=== Exercise details ===
Could you return all of the data exactly as given?

Data records for software interfaces:
━━━━━━━━━━━━━━━━

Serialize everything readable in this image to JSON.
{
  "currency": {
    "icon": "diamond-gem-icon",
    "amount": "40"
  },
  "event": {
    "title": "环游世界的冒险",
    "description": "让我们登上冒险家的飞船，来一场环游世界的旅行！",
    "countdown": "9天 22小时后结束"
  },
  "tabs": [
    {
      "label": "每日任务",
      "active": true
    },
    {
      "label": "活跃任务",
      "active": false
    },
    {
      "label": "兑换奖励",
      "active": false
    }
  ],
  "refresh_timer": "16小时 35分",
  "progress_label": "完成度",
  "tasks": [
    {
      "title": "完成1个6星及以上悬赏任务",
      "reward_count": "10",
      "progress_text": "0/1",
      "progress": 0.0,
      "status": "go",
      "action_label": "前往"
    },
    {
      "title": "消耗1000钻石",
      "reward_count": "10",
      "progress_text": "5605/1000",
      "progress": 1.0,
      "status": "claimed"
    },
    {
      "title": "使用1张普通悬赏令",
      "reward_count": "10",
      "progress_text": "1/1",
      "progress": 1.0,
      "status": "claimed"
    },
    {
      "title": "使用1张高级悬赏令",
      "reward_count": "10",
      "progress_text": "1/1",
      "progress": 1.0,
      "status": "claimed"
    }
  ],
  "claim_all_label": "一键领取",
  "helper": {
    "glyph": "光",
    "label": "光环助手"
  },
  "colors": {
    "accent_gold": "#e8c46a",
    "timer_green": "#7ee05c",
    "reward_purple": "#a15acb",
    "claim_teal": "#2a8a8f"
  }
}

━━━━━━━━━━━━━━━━

=== Answer to the problem ===
Serialize everything readable in this image to JSON.
{
  "currency": {
    "icon": "diamond-gem-icon",
    "amount": "40"
  },
  "event": {
    "title": "环游世界的冒险",
    "description": "让我们登上冒险家的飞船，来一场环游世界的旅行！",
    "countdown": "9天 22小时后结束"
  },
  "tabs": [
    {
      "label": "每日任务",
      "active": true
    },
    {
      "label": "活跃任务",
      "active": false
    },
    {
      "label": "兑换奖励",
      "active": false
    }
  ],
  "refresh_timer": "16小时 35分",
  "progress_label": "完成度",
  "tasks": [
    {
      "title": "完成1个6星及以上悬赏任务",
      "reward_count": "10",
      "progress_text": "0/1",
      "progress": 0.0,
      "status": "go",
      "action_label": "前往"
    },
    {
      "title": "消耗1000钻石",
      "reward_count": "10",
      "progress_text": "5605/1000",
      "progress": 1.0,
      "status": "claimed"
    },
    {
      "title": "使用1张普通悬赏令",
      "reward_count": "10",
      "progress_text": "1/1",
      "progress": 1.0,
      "status": "claimed"
    },
    {
      "title": "使用1张高级悬赏令",
      "reward_count": "10",
      "progress_text": "1/1",
      "progress": 1.0,
      "status": "claimed"
    }
  ],
  "claim_all_label": "一键领取",
  "helper": {
    "glyph": "光",
    "label": "光环助手"
  },
  "colors": {
    "accent_gold": "#e8c46a",
    "timer_green": "#7ee05c",
    "reward_purple": "#a15acb",
    "claim_teal": "#2a8a8f"
  }
}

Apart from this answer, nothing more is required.